Director Sarah E. R. Grosman gets a superlative performance from Alex Matthews, whose sweet, diffident Dan is always just keeping his head above the conversational waters. In the intimacy of the Little Theatre, he can offer a film actor’s vocal nuances, as if each sentence were a rocky slope he keeps sliding off, and let his face do the rest of the talking. He’s met by Nahm, who has a harder task–in her stuckness, she’ll become more and more unsympathetic to us, who, like Job’s friends, just want things to resolve and move along. Nahm never flinches.
The ambiguous snake in this garden of going-to-seed is property manager Celeste (Jill Snyder-Marr), who has more than a passing interest in Dan, and keeps maternally nagging at him to spruce himself up. Snyder-Marr’s conception of the older woman can be a little broad; I liked it more when she just played it straight.
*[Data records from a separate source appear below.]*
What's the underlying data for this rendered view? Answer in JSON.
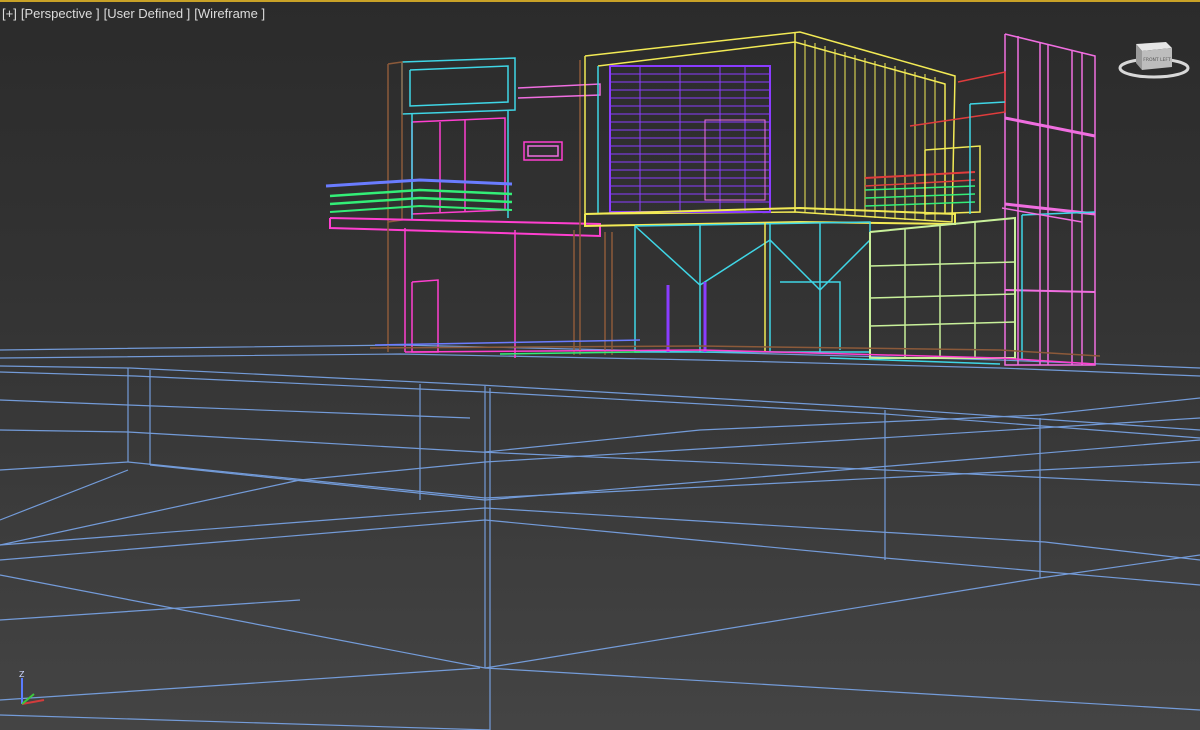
{
  "viewport": {
    "labels": {
      "plus": "[+]",
      "view": "[Perspective ]",
      "camera": "[User Defined ]",
      "shading": "[Wireframe ]"
    },
    "viewcube": {
      "icon": "viewcube-icon",
      "face_text": "FRONT LEFT"
    },
    "axis_tripod": {
      "icon": "axis-tripod-icon",
      "z_label": "Z"
    }
  },
  "colors": {
    "background_top": "#2b2b2b",
    "background_bottom": "#444444",
    "active_viewport_border": "#c9a227",
    "terrain_wire": "#7aa6ea",
    "cyan": "#3fd6e6",
    "magenta": "#ff3fd0",
    "yellow": "#f2ea55",
    "purple": "#8a3cff",
    "green": "#33ee77",
    "light_green": "#c8f09a",
    "blue": "#6a7cff",
    "pink": "#f06ee0",
    "brown": "#8c5a3a",
    "red": "#e03c3c"
  }
}
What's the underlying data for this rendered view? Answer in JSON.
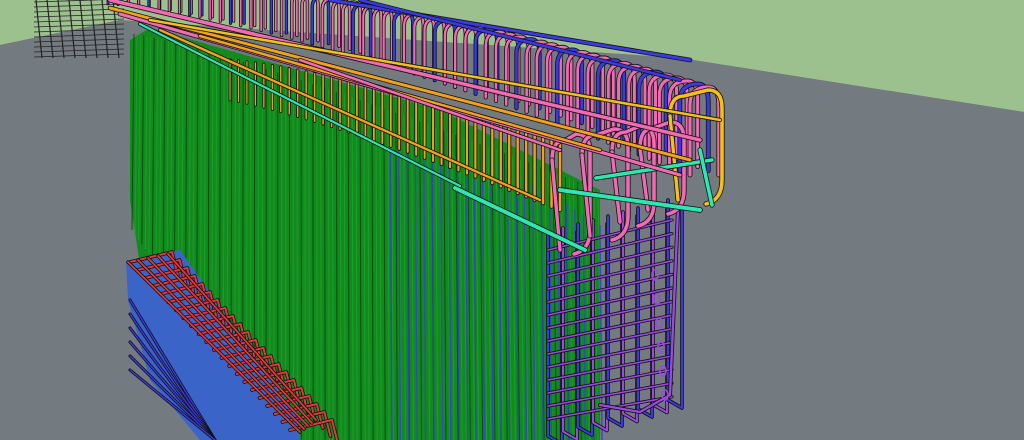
{
  "scene": {
    "subject": "rebar-cage-3d-model",
    "colors": {
      "sky": "#9cc08e",
      "ground": "#737a80",
      "web_green": "#138a1e",
      "web_dark": "#0a4e10",
      "stirrup_blue": "#3a3ae0",
      "stirrup_purple": "#9a4ae0",
      "bar_pink": "#f06ab4",
      "bar_orange": "#f2a21a",
      "bar_yellow": "#f2c01a",
      "bar_teal": "#2ee6b0",
      "bar_red": "#e23a3a",
      "outline": "#111111",
      "distant_frame": "#222222"
    }
  }
}
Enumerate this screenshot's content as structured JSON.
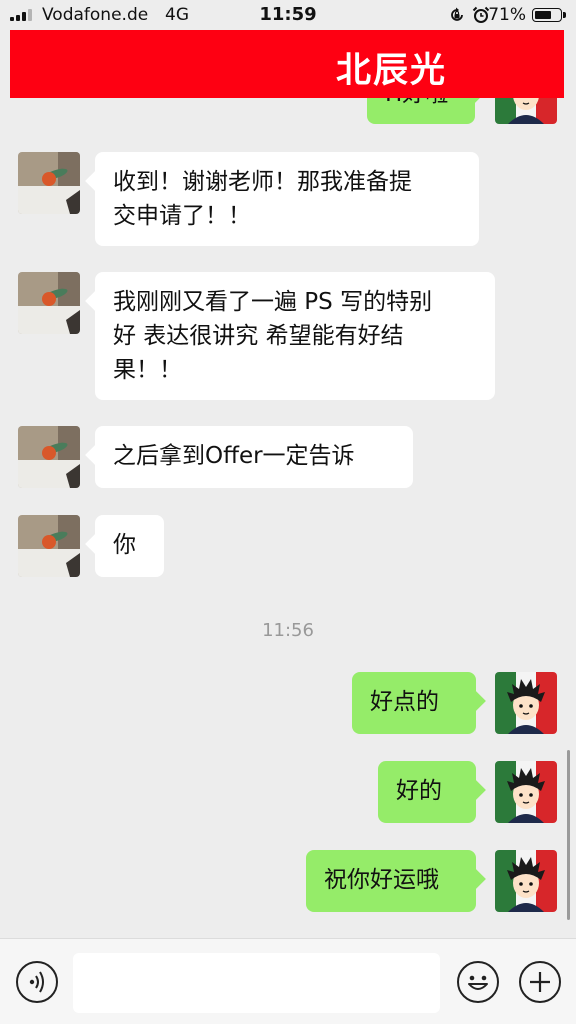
{
  "status_bar": {
    "carrier": "Vodafone.de",
    "network": "4G",
    "time": "11:59",
    "battery_percent": "71%",
    "battery_level": 0.71,
    "icons": [
      "signal-icon",
      "orientation-lock-icon",
      "alarm-icon",
      "battery-icon"
    ]
  },
  "banner": {
    "text": "北辰光",
    "color": "#fe0012"
  },
  "chat": {
    "partial_top_message": "H好啦",
    "messages_in": [
      {
        "lines": [
          "收到！谢谢老师！那我准备提",
          "交申请了！！"
        ]
      },
      {
        "lines": [
          "我刚刚又看了一遍 PS 写的特别",
          "好 表达很讲究 希望能有好结",
          "果！！"
        ]
      },
      {
        "lines": [
          "之后拿到Offer一定告诉"
        ]
      },
      {
        "lines": [
          "你"
        ]
      }
    ],
    "timestamp": "11:56",
    "messages_out": [
      {
        "text": "好点的"
      },
      {
        "text": "好的"
      },
      {
        "text": "祝你好运哦"
      }
    ],
    "colors": {
      "incoming_bubble": "#ffffff",
      "outgoing_bubble": "#95ec69",
      "background": "#ededed"
    }
  },
  "input_bar": {
    "icons": [
      "voice-icon",
      "emoji-icon",
      "plus-icon"
    ],
    "message_value": ""
  }
}
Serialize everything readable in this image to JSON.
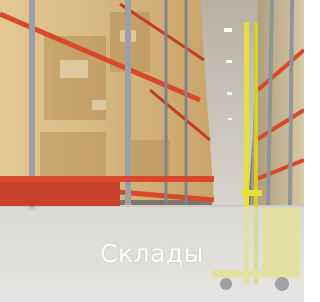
{
  "tile": {
    "caption": "Склады"
  },
  "colors": {
    "rack_orange": "#d8492a",
    "forklift_yellow": "#e6e03a",
    "caption_band": "#e1e1e1",
    "caption_text": "#ffffff"
  }
}
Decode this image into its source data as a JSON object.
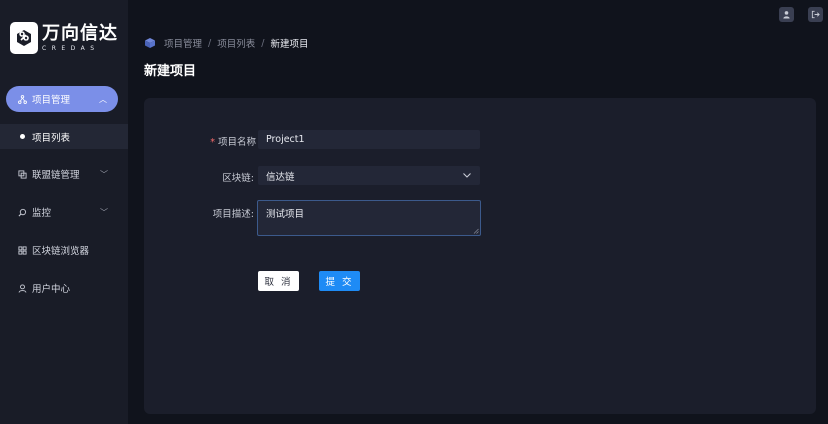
{
  "brand": {
    "name_cn": "万向信达",
    "name_en": "CREDAS"
  },
  "sidebar": {
    "items": [
      {
        "label": "项目管理",
        "icon": "network-icon",
        "active": true,
        "expandable": true,
        "expanded": true
      },
      {
        "label": "联盟链管理",
        "icon": "copy-icon",
        "expandable": true,
        "expanded": false
      },
      {
        "label": "监控",
        "icon": "monitor-search-icon",
        "expandable": true,
        "expanded": false
      },
      {
        "label": "区块链浏览器",
        "icon": "grid-icon",
        "expandable": false
      },
      {
        "label": "用户中心",
        "icon": "user-icon",
        "expandable": false
      }
    ],
    "sub_items": [
      {
        "label": "项目列表",
        "active": true
      }
    ]
  },
  "header": {
    "icons": [
      "user-icon",
      "logout-icon"
    ]
  },
  "breadcrumb": {
    "items": [
      "项目管理",
      "项目列表",
      "新建项目"
    ],
    "separator": "/"
  },
  "page": {
    "title": "新建项目"
  },
  "form": {
    "name": {
      "label": "项目名称",
      "value": "Project1",
      "required_mark": "*"
    },
    "chain": {
      "label": "区块链:",
      "value": "信达链"
    },
    "description": {
      "label": "项目描述:",
      "value": "测试项目"
    },
    "cancel_label": "取 消",
    "submit_label": "提 交"
  },
  "colors": {
    "sidebar_active": "#7b8fe8",
    "primary_button": "#1e8bf5",
    "required": "#f56c6c",
    "background": "#10131c"
  }
}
Wonderfully, there are also the compelling Qadriyyah Shabazz and Chris Maslen, as multiple TV characters that come to visit-slash-haunt Amy as she begins to lose touch with waking and sleeping distinctions, the TV always on. This is another of Hatlo’s touches that are both hilarious and advance the narrative, if slightly crabwise. Nothing is that simple, here, despite what the TV says, but it’s also true that in life sometimes you have resolution thrust upon you. Hatlo tries to spin the final scene, but it doesn’t quite land–she’s already made her point.
The Ensemble has by now a storied history of set design, and Clare Strasser’s cramped, dingy apartment is no exception, action-packed with visual Easter eggs. Director Grosman has a lot of fun with surprise entrances, though there are still some blocking problems posed by the real-life premium on set space. Monty Taylor’s lighting design is notably unobtrusive, though vital, it mimics life so well, as does Skyler Burger’s sound design and Katie Hegarty’s costumes.